Having different instructors for the next month is going to be interesting.  I've taken classes from Brady before, but never from Chris or Gina.  Brady is a small wrestler, so his approach is very different from my own.  But that also means that I have a lot to learn from him.  His first class was a lot of discussion and a few test balloons---we tried out the position a little bit, and then got to talking about it a bunch, showing a few adjustments to make and then theorizing about how to get around them an how to work them into our game.  That came at the expense of trying them out fully, but that will come.  Gina is a tiny tiny brown belt, and she's fierce.  Her favorite position is knee-on-belly, and she'll put you there no matter how well you might think you're defending it.  I'm probably most looking forward to her classes this month.  Chris is a bit smaller than I am, but he's built solid.  He's a tough purple who loves the old style jiu jitsu fights.  He probably got us warmer before starting in on the techniques than I've ever gotten in class before.  It's going to be a good month.

Friday I got to open mat across town, and for once I rolled with only higher belts.  The timing worked out in my favor this week.  I worked with Enrique (a purple who's shorter than I, but weighs the same because of the muscle he has packed onto his frame) first.  He set us for 6 minute rounds, and we went at it.  I lasted 5 minutes of the first before he tapped me, and I think our second round lasted something like 9 or 10 minutes.  I was able to fight off a pretty deep ezekiel choke, and even got back to full guard after he passed once or twice.  I noticed a serious improvement from the last time I worked with him.  After that, I trained with Matt, a purple who is well-regarded in the academy.  We had never trained before last night, so I didn't want to embarrass myself, but I also didn't want to throw my technique out the window.  Thankfully, neither happened.  Of course, I didn't end up finding any taps. but I did much better than I thought I would.  I found some controlling positions, even dove in on a clock choke at one point (couldn't finish--my collar grip wasn't deep enough).  He showed me a great roll to get out of the turtle when your opponent is behind you without hooks in, and complimented my game overall.  After that, Brady and I worked for a few rounds.  Then I went home to study for the aforementioned test a bit more.  Yes, studying took a back seat to training.  It's nothing new.  And it's exactly how I want it.
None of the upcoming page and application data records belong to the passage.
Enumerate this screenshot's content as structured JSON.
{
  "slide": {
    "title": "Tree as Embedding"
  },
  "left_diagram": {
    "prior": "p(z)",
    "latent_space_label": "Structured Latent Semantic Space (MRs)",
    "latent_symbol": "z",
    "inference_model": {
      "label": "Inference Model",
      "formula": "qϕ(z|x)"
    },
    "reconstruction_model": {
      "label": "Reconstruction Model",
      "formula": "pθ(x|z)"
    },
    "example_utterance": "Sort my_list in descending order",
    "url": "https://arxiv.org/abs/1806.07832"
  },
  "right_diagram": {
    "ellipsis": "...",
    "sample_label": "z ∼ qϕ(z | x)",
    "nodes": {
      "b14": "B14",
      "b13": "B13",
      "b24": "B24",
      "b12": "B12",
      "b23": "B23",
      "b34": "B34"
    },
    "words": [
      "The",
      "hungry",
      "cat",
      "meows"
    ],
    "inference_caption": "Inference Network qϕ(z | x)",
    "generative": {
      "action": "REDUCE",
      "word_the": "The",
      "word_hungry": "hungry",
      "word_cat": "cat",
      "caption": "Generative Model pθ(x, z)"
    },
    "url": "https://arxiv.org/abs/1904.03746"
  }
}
Training as a blue belt is very different.  I don't know why that is.  It might be that the fact that your belt has some color on it gives you some confidence that you didn't have before.  I didn't think I would perform as well as I did last night.  Or against Chris on Thursday.  Or Tony last week.  I am more willing to take actual positional risks more often, figuring that I'll find a way back to neutral (or at least out from under a bad spot).  I find myself in something of a groove with my training.  Of course, I'd like to hit three-a-days like some people I know, but I'll settle with two hours a night, 4 or 5 times a week.  I don't know whether I really want to look into competing more, but that's something for after school if at all.  I need to get this diploma under my belt, otherwise these last few years have been really very confusing.